5 Rock Songs Hits That Were Banned
The Beatles - Youtube
Rock music has always been controversial for several reasons. But, the more it’s been talked about, the more it became phenomenal. After all, bad publicity is still publicity. And so, with these 5 rock songs you didn’t know were banned, one could only wonder why the world was so against them. Check it out.
The Beatles – “The Ballad of John and Yoko” (1969)
The refrain of “Christ, they’re gonna crucify me” appears in “The Ballad of John and Yoko” by The Beatles. In the 1960s, when the United Kingdom and the United States were still more religiously-cultured, the phrase became offensive. This sentence was so divisive that the song was banned from airplay in these said countries. But the song remained famous and did well in the charts.
Melanie – “Brand New Key” (1971)
By a long by, Melanie’s “Brand New Key” is the most well-known song of hers.
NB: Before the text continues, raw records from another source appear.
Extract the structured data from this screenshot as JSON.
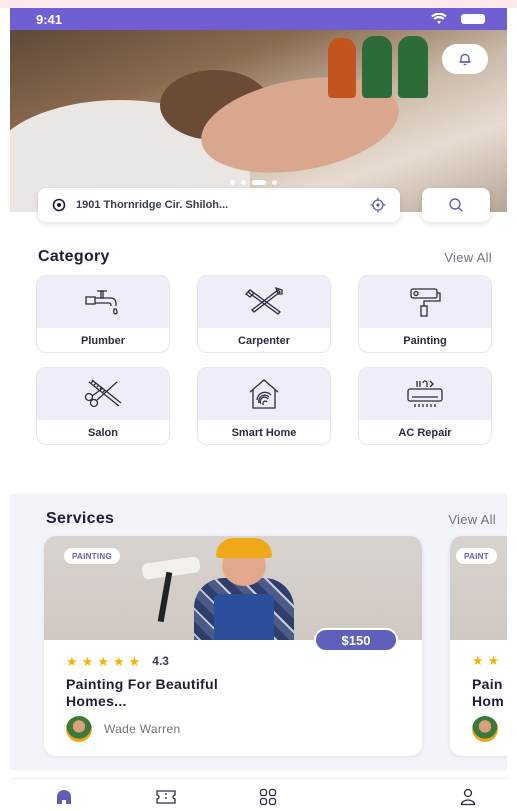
{
  "status_bar": {
    "time": "9:41",
    "icons": [
      "wifi-icon",
      "battery-icon"
    ]
  },
  "hero": {
    "bell_icon": "bell-icon",
    "slider_dots": 3,
    "active_dot": 2
  },
  "location": {
    "address": "1901 Thornridge Cir. Shiloh...",
    "pin_icon": "location-pin-icon",
    "gps_icon": "gps-target-icon"
  },
  "search": {
    "icon": "search-icon"
  },
  "category": {
    "title": "Category",
    "view_all": "View All",
    "items": [
      {
        "label": "Plumber",
        "icon": "faucet-icon"
      },
      {
        "label": "Carpenter",
        "icon": "hammer-tools-icon"
      },
      {
        "label": "Painting",
        "icon": "paint-roller-icon"
      },
      {
        "label": "Salon",
        "icon": "scissors-comb-icon"
      },
      {
        "label": "Smart Home",
        "icon": "smart-home-icon"
      },
      {
        "label": "AC Repair",
        "icon": "air-conditioner-icon"
      }
    ]
  },
  "services": {
    "title": "Services",
    "view_all": "View All",
    "cards": [
      {
        "badge": "PAINTING",
        "price": "$150",
        "rating": "4.3",
        "stars": 5,
        "title_line1": "Painting For Beautiful",
        "title_line2": "Homes...",
        "provider": "Wade Warren"
      },
      {
        "badge": "PAINT",
        "title_line1": "Pain",
        "title_line2": "Hom"
      }
    ]
  },
  "bottom_nav": {
    "items": [
      {
        "icon": "home-icon",
        "active": true
      },
      {
        "icon": "ticket-icon",
        "active": false
      },
      {
        "icon": "grid-icon",
        "active": false
      },
      {
        "icon": "profile-icon",
        "active": false
      }
    ]
  },
  "colors": {
    "primary": "#5f60b9",
    "status_bar": "#6f5fd3",
    "star": "#f5b400",
    "card_tint": "#eeeef8"
  }
}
In an interview with The Tennessean in 2021, she opened why the song had been prohibited because some listeners saw a lyric about a “lock and key” as sexually suggestive. “It had all kinds of meanings,” she explained. “I’m gonna say, subconsciously, there could have been some sort of Freudian thing.” Still, suggestive lyrics didn’t prevent the song to top the charts.
Starland Vocal Band – “Afternoon Delight” (1976)
The lyrics of “Afternoon Pleasure” by Starland Vocal Band are unmistakably sexual in nature. Several radio stations deemed the song inappropriate and hence, refused to broadcast it. Nonetheless, the song spent two weeks at the top of the Billboard Hot 100.
The Sex Pistols – “God Save the Queen” (1977)
The republican spirit expressed in “God Save the Queen” by the Sex Pistols was deemed offensive in the UK, and BBC reportedly banned the album for being in “poor taste.” Nonetheless, the song reached No. 2 on the U.K. Song Charts.
Sam the Sham and the Pharaoh – “Wooly Bully” (1987)
The song “Wooly Bully” by Sam the Sham and the Pharaoh is a silly novelty tune about a bull that likes to dance. As legendary rock tunes go, this one is about as harmless as it gets. However, the song still managed to stir up some discord. American Songwriter claims that several radio stations refused to play the song because listeners found the lyrics confusing.